Ideally, we would like families to contact us during pregnancy if they are interested in taking part. This gives you plenty of time to think carefully about the study and ask questions about what it means to take part before the hectic time around the birth. It is possible to join after your baby is born, but you need to contact us within a couple of weeks of delivery.

4. How long will the study last for?

The study will be open for families to join until the end of 2016. 


5. What is involved in taking part?

Each family will take part in the study for up to 5 years. The study nurse will carry out a skin assessment when your child is around 2 years of age and this can either be at your home or the hospital, whichever you prefer. We will also ask each family to fill in some short questionnaires approximately once or twice a year until your child’s fifth birthday. Although this may seem like a long time, it is important that we look at the long term effectiveness to answer the question properly. 



6. Where is the study taking place?  

The BEEP study is taking place in the following areas:

  • Nottingham
  • London
  • Sheffield
  • Derby
  • Leicester
  • Portsmouth
  • Harrogate
  • Burton
  • York
  • Mansfield
  • Bristol

If you live in or around one of these areas, and are interested in joining the study or just want to find out more about it, please contact us.


7. Who is funding the study?

This study is funded by the Department of Health. It is led by Professor Hywel Williams at the Centre of Evidence Based Dermatology, The University of Nottingham, and coordinated by The Nottingham Clinical Trials Unit.




Contact us

How to get involved

To register your interest in the BEEP study or to find out more, please use our contact form. There is more information in our BEEP study leaflet PDF format.

Alternatively, email us on beep@nottingham.ac.uk or telephone 0115 884 4937.


How should an incident case of atopic dermatitis be defined? A systematic review of primary prevention studies

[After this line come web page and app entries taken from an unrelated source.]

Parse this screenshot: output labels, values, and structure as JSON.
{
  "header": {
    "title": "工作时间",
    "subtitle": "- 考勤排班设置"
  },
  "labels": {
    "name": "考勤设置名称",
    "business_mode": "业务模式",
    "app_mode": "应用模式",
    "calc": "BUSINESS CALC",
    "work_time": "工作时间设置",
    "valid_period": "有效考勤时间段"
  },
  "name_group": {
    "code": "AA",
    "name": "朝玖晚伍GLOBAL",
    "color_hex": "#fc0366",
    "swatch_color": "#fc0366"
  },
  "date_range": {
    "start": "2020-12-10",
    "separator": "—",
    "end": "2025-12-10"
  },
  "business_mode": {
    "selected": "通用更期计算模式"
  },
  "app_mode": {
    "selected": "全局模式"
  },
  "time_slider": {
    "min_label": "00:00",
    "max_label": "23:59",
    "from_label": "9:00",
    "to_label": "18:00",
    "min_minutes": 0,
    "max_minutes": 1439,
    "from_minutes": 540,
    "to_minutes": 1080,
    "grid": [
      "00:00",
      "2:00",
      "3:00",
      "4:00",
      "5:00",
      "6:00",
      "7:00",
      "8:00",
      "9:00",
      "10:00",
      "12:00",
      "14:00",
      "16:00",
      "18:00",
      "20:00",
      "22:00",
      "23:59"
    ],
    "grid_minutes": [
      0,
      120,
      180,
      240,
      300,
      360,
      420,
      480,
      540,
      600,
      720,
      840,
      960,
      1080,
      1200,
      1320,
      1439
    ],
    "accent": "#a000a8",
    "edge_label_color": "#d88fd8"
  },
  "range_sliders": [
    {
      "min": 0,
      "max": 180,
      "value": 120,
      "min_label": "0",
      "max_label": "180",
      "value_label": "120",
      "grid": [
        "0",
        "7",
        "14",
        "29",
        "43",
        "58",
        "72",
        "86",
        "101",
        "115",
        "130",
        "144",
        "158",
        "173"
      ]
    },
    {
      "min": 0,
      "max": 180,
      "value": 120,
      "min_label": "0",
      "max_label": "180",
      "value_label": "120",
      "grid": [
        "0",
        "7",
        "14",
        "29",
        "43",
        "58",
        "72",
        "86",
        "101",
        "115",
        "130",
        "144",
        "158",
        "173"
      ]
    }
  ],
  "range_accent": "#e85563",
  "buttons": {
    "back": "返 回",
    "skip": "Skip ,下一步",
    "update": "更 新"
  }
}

BEEP Study protocol registered

On 25th July 2014, the BEEP study protocol was registered on the ISRCTN clinical trial registry. The unique identifier is ISRCTN21528841.


BEEP study given ethical approval to go ahead

On the 9th June 2014, the ethics committee (NRES Committee West Midlands – Solihull) gave approval for the BEEP study to go ahead (reference 14/WM/0162)






Funding Acknowledgement

This project is funded by the National Institute for Health Research (NIHR) Health Technology Assessment (HTA) programme (project number 12/67/12).

Department of Health Disclaimer

The views and opinions expressed therein are those of the authors and do not necessarily reflect those of the Health Technology Assessment programme, NIHR, NHS or the Department of Health.




Centre of Evidence Based Dermatology

The University of Nottingham
King's Meadow Campus
Lenton Lane
Nottingham, NG7 2NR

telephone: +44 (0) 115 823 1048